EXERCISE BRIEF:
What is the number of lines in the entries that contain the word "activity"? Answer with that figure alone.

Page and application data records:
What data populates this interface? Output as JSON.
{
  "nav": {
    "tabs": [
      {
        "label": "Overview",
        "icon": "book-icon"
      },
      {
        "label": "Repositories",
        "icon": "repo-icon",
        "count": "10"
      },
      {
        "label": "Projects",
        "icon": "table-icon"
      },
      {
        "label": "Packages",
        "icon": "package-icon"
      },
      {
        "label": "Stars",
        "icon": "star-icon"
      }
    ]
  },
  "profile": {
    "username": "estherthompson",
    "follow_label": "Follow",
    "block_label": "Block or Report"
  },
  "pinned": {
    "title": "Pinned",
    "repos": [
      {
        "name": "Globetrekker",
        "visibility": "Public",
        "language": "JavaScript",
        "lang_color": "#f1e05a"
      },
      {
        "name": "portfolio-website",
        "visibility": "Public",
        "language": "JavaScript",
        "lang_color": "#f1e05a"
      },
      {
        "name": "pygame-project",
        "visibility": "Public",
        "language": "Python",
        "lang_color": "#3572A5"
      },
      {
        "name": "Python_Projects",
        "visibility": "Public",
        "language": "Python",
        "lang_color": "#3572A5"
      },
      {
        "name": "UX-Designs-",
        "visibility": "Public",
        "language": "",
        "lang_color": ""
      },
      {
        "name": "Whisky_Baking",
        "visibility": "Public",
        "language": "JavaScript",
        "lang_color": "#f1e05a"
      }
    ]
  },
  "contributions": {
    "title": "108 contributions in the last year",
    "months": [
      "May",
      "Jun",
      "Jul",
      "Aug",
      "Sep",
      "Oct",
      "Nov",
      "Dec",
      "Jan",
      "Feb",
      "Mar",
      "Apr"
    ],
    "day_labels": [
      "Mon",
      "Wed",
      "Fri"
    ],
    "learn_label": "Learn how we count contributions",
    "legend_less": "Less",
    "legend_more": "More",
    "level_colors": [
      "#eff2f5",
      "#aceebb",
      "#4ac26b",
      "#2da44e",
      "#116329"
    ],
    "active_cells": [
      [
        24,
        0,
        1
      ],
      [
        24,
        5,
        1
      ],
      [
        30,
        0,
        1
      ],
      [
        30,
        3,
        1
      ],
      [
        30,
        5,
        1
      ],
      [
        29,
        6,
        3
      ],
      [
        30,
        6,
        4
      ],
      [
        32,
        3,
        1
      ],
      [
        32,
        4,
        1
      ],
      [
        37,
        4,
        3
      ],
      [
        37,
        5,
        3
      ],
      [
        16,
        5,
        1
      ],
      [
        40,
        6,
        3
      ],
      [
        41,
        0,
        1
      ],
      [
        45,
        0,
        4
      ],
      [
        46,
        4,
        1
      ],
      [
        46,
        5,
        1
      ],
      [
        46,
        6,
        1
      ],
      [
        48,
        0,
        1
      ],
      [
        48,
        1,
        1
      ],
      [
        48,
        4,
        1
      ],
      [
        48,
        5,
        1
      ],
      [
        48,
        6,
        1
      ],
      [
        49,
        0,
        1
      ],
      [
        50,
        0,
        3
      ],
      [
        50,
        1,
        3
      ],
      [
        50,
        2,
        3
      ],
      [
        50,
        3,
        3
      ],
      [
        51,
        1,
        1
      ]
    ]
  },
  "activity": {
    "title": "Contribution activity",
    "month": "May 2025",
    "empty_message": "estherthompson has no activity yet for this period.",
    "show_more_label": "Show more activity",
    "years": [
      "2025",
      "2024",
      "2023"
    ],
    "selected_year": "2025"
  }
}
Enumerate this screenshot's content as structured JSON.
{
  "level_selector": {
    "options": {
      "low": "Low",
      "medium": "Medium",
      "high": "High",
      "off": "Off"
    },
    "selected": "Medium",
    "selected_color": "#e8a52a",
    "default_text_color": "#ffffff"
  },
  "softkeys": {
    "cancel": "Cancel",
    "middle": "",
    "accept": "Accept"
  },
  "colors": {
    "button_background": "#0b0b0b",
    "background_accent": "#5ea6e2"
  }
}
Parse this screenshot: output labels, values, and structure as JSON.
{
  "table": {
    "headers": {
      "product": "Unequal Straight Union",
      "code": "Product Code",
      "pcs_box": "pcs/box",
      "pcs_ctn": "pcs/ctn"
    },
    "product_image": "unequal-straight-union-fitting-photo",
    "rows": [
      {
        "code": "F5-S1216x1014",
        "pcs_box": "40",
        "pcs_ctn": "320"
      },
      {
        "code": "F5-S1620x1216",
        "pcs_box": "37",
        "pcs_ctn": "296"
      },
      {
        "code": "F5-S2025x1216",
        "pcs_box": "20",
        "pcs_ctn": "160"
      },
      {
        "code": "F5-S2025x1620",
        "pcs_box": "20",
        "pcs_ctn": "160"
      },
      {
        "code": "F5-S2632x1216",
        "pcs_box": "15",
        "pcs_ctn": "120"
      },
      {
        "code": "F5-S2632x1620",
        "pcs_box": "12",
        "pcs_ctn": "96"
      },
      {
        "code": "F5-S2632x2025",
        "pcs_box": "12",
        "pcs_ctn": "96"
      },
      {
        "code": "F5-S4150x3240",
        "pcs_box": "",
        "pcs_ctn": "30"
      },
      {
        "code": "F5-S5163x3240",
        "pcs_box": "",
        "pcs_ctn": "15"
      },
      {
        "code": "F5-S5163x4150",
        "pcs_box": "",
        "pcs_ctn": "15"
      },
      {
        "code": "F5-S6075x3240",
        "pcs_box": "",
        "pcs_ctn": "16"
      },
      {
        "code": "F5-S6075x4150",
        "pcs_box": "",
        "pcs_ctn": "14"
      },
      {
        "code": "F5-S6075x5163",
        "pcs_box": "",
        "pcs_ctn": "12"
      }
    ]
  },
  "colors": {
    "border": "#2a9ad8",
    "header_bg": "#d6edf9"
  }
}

SOLUTION TO THIS PROBLEM:
4